------ RECORDS FOR PROCESSING ------

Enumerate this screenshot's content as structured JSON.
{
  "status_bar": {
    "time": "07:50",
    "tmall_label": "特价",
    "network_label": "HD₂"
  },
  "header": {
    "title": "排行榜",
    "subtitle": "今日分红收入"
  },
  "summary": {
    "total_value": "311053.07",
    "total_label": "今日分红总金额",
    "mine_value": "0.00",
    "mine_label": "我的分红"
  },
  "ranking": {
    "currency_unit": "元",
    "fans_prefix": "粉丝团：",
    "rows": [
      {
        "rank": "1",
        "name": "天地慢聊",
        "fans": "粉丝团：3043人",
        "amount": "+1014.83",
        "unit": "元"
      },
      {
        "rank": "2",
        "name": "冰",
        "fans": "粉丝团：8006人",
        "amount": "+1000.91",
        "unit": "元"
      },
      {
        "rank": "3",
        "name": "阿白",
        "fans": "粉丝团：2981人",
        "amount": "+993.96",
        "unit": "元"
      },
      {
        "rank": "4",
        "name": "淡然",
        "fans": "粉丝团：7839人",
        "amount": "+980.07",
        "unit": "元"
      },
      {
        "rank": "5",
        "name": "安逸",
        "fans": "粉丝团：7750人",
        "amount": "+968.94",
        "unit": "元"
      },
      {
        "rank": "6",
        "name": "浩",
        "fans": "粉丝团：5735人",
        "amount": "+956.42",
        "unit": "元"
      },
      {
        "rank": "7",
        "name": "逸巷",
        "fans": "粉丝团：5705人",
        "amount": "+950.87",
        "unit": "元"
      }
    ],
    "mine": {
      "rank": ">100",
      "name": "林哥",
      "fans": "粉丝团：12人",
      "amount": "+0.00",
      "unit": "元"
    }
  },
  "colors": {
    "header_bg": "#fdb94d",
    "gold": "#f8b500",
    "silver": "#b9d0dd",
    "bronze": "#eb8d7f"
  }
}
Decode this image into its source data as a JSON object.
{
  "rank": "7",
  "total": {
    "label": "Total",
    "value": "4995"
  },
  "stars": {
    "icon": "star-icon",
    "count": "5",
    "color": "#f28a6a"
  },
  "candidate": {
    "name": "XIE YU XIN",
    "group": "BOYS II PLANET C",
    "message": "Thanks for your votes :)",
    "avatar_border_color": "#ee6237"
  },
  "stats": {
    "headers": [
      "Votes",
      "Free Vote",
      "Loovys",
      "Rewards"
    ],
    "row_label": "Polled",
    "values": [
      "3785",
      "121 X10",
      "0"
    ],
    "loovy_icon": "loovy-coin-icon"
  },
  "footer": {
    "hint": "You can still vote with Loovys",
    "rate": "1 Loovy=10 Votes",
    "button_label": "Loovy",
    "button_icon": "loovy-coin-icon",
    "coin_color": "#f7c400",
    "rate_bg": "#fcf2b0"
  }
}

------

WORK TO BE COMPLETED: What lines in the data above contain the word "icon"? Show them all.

TASK RESULT:
    "icon": "star-icon",
    "loovy_icon": "loovy-coin-icon"
    "button_icon": "loovy-coin-icon",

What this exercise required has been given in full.